As we prepare for a weekend the in which the Gators take the field seeking redemption, I dug through some statistics, as telling/useless as they can be,to find something that might shed some light as to what might happen this Saturday at 3:30.pm ET. One possibly deciding factor in the game could be each teams ability to convert 3rd downs.
Through three games in 2013, the Volunteers have posted a modest 44.44 percent third down conversion rate, with the numbers coming from Austin-Peay (7/11, 63.64%), Western Kentucky (4-10, 40%), and Oregon (5-15, 33.33%).
As it stands, it appears the Vols will be satisfied to achieve their season average of 44.44% against the nation's top third down defense. One of the most impressive statistics the Florida Gator defense has put up this year is the number two: That's the number of times their opponent has converted a third down attempt.. Part of the reason for this gaudy statistic is the Gators defense's ability to put their opponents (two very capable and fairly highly-esteemed offensive attacks) in difficult situations on third down, with only two attempts coming from shorter than seven yards through two games. One highly surprising detail to the Gators' statistics on third down: They have not allowed a single conversion on 3rd down by committing a penalty.
What you can get from these numbers is that the Gators thrive when they create long passing situations on 3rd down, largely due to their ability to force arid throws by the quarterback and obviously supported their pristine defensive backfield that generally keeps everything in front of them* (this feature could become much more significant with Jaylen Watkins move towards playing more reps at the safety position over less able pass defender, Marcus Maye). Creating these long 3rd down situations is bound to lead to more turnovers in the future for the Gators' defense, as seen in the tape of Florida vs. Miami where there are numerous (upwards of 5) dropped or at least tipped interceptions. Along with the tight coverage in the back comes more pressure on the quarterback and sacks as well, essentially turning the Gators' defense into a 'pick-your-poison' type of predicament for opposing offenses in the event they are stuck with 3rd and long.
As far as the Gator offense, they appear to have similar success to the Vols with a 44.44% 3rd down conversion rate as well.
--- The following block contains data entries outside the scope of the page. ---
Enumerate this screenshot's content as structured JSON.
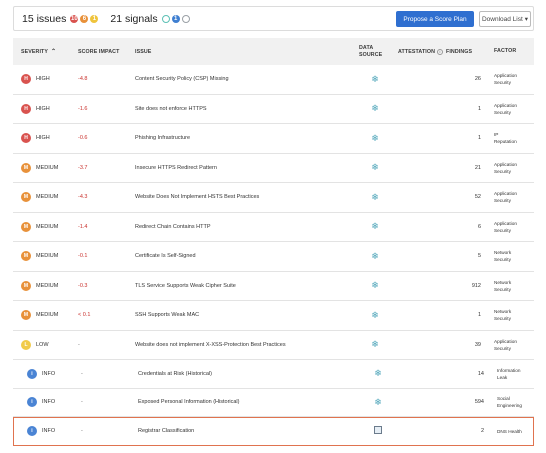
{
  "summary": {
    "issues_label": "15 issues",
    "issue_counts": {
      "high": "10",
      "medium": "6",
      "low": "1"
    },
    "signals_label": "21 signals",
    "signal_counts": {
      "positive": "",
      "info": "1",
      "neutral": ""
    },
    "propose_button": "Propose a Score Plan",
    "download_button": "Download List"
  },
  "columns": {
    "severity": "SEVERITY",
    "score_impact": "SCORE IMPACT",
    "issue": "ISSUE",
    "data_source_line1": "DATA",
    "data_source_line2": "SOURCE",
    "attestation": "ATTESTATION",
    "findings": "FINDINGS",
    "factor": "FACTOR"
  },
  "rows": [
    {
      "severity": "HIGH",
      "level": "high",
      "impact": "-4.8",
      "issue": "Content Security Policy (CSP) Missing",
      "findings": "26",
      "factor1": "Application",
      "factor2": "Security"
    },
    {
      "severity": "HIGH",
      "level": "high",
      "impact": "-1.6",
      "issue": "Site does not enforce HTTPS",
      "findings": "1",
      "factor1": "Application",
      "factor2": "Security"
    },
    {
      "severity": "HIGH",
      "level": "high",
      "impact": "-0.6",
      "issue": "Phishing Infrastructure",
      "findings": "1",
      "factor1": "IP",
      "factor2": "Reputation"
    },
    {
      "severity": "MEDIUM",
      "level": "medium",
      "impact": "-3.7",
      "issue": "Insecure HTTPS Redirect Pattern",
      "findings": "21",
      "factor1": "Application",
      "factor2": "Security"
    },
    {
      "severity": "MEDIUM",
      "level": "medium",
      "impact": "-4.3",
      "issue": "Website Does Not Implement HSTS Best Practices",
      "findings": "52",
      "factor1": "Application",
      "factor2": "Security"
    },
    {
      "severity": "MEDIUM",
      "level": "medium",
      "impact": "-1.4",
      "issue": "Redirect Chain Contains HTTP",
      "findings": "6",
      "factor1": "Application",
      "factor2": "Security"
    },
    {
      "severity": "MEDIUM",
      "level": "medium",
      "impact": "-0.1",
      "issue": "Certificate Is Self-Signed",
      "findings": "5",
      "factor1": "Network",
      "factor2": "Security"
    },
    {
      "severity": "MEDIUM",
      "level": "medium",
      "impact": "-0.3",
      "issue": "TLS Service Supports Weak Cipher Suite",
      "findings": "912",
      "factor1": "Network",
      "factor2": "Security"
    },
    {
      "severity": "MEDIUM",
      "level": "medium",
      "impact": "< 0.1",
      "issue": "SSH Supports Weak MAC",
      "findings": "1",
      "factor1": "Network",
      "factor2": "Security"
    },
    {
      "severity": "LOW",
      "level": "low",
      "impact": "-",
      "issue": "Website does not implement X-XSS-Protection Best Practices",
      "findings": "39",
      "factor1": "Application",
      "factor2": "Security"
    }
  ],
  "info_rows": [
    {
      "severity": "INFO",
      "impact": "-",
      "issue": "Credentials at Risk (Historical)",
      "findings": "14",
      "factor1": "Information",
      "factor2": "Leak"
    },
    {
      "severity": "INFO",
      "impact": "-",
      "issue": "Exposed Personal Information (Historical)",
      "findings": "594",
      "factor1": "Social",
      "factor2": "Engineering"
    },
    {
      "severity": "INFO",
      "impact": "-",
      "issue": "Registrar Classification",
      "findings": "2",
      "factor1": "DNS Health",
      "factor2": ""
    }
  ],
  "icons": {
    "data_source": "snowflake-icon",
    "registrar_data_source": "document-icon",
    "sort": "sort-asc-icon"
  },
  "colors": {
    "high": "#d9534f",
    "medium": "#e8913a",
    "low": "#f1cb4a",
    "info": "#4a84d4",
    "primary_button": "#2f6fd0",
    "highlight_outline": "#e0734f"
  }
}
The main issue with the Gators' 3rd down offense is a noticeable struggle, though not necessarily a complete ineptitude, with definite passing situations on 3rd down and long. Thus far, the Gators have committed six turnovers, four fumbles and two interceptions, and four of these turnovers occurred on 3rd down. Of these specific four third down turnovers, three happened on 3rd and 6 yards or more, with the other (3rd and 3) being the interception where Jeff Driskel threw into a hoard of Miami defensive players in the endzone near the end of the first half, after scrambling in the backfield for several seconds. Overall, on 3rd down plays of 5 yards or shorter, the Gators' offense has converted ten of fifteen times (66.67%) as opposed to a much worse two of eleven (18.18%) on 3rd down plays of 6 yards or longer. As far as the Volunteers 3rd down defense, besides their performance against Austin Peay, it has been a fairly pedestrian 41.03% through three games in 2013.
A possibly revealing number comes from their matchup with Western Kentucky where they surrendered 53.33% of the Hilltopper's attempts on 3rd down a number that is even lower than the percentage of conversions they allowed this past week in Eugene against Oregon (50% on 6/12, despite running a whopping 76 plays; possibly a result of Oregon not requiring 3 downs to move the ball past the Volunteers' defense for first downs). The Gators, however, have had a tendency, spanning back to last year, of shooting themselves in the foot with penalties that have killed drives by putting Driskel in difficult passing situations where opposing defenses could simply stack the secondary the way they stack the box on early down plays due to predictable play call. If the Gators can shorten the field on 1st and 2nd down, creating short 3rd down situations, it could prove to be a long day for the thin depth of the Tennessee defensive line as the Gators look to return their power running game to form and as they look to trim down the number of turnovers and penalties.
As far as my hypothesis, I would venture to say that, given a relatively even turnover margin (+/- 2), the team with better success on 3rd down will see to a victory if it turns out being a close game. Based on that general hypothesis, its relatively easy to predict that the Gators comes out on top of the Volunteers who have similar offensive woes, but lack severely what the Gators do not on the defensive side of the ball.